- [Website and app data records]
'''
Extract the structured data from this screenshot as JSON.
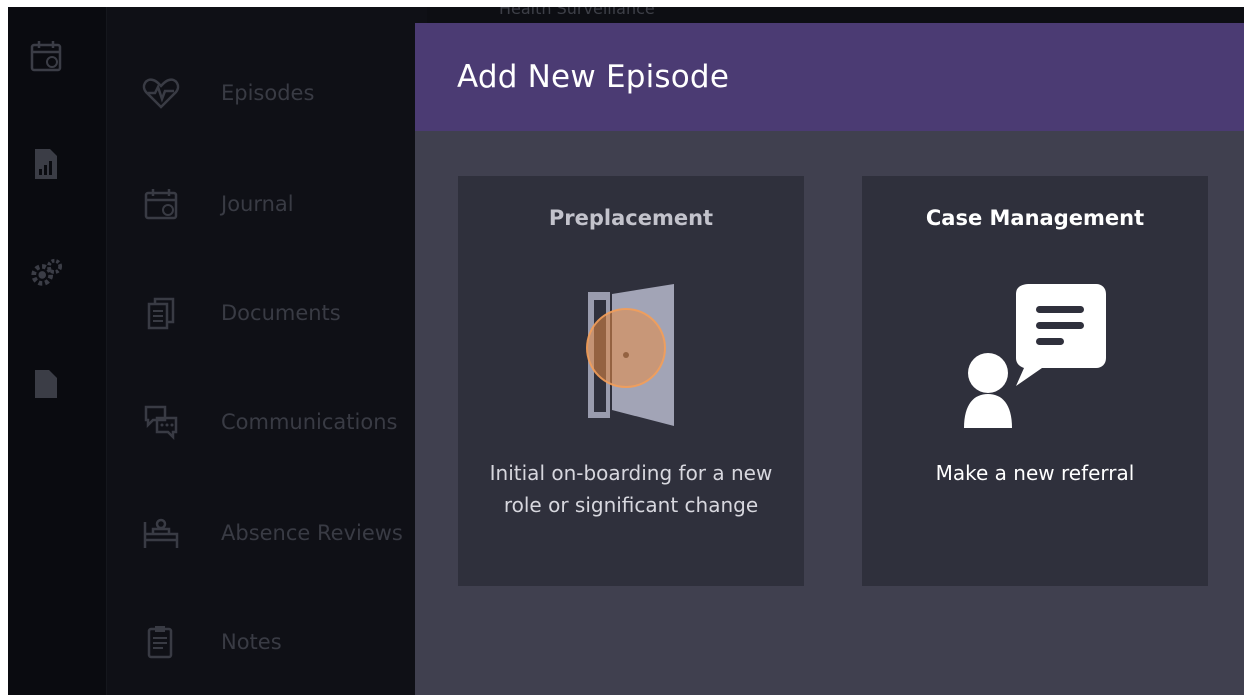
{
  "nav": {
    "top_partial": "Health Surveillance",
    "items": [
      {
        "label": "Episodes",
        "icon": "heart-pulse-icon"
      },
      {
        "label": "Journal",
        "icon": "calendar-icon"
      },
      {
        "label": "Documents",
        "icon": "documents-icon"
      },
      {
        "label": "Communications",
        "icon": "chat-bubbles-icon"
      },
      {
        "label": "Absence Reviews",
        "icon": "bed-icon"
      },
      {
        "label": "Notes",
        "icon": "notes-icon"
      }
    ]
  },
  "rail": {
    "icons": [
      "calendar-icon",
      "report-icon",
      "settings-gear-icon",
      "file-icon"
    ]
  },
  "modal": {
    "title": "Add New Episode",
    "cards": [
      {
        "title": "Preplacement",
        "description_line1": "Initial on-boarding for a new",
        "description_line2": "role or significant change",
        "icon": "open-door-icon"
      },
      {
        "title": "Case Management",
        "description_line1": "Make a new referral",
        "icon": "person-speech-bubble-icon"
      }
    ]
  },
  "colors": {
    "modal_header": "#4b3b73",
    "modal_body": "#40404f",
    "card_bg": "#2f303c",
    "cursor_highlight": "#e78c46"
  }
}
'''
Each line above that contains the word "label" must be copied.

        "label": "Episodes",
        "label": "Journal",
        "label": "Documents",
        "label": "Communications",
        "label": "Absence Reviews",
        "label": "Notes",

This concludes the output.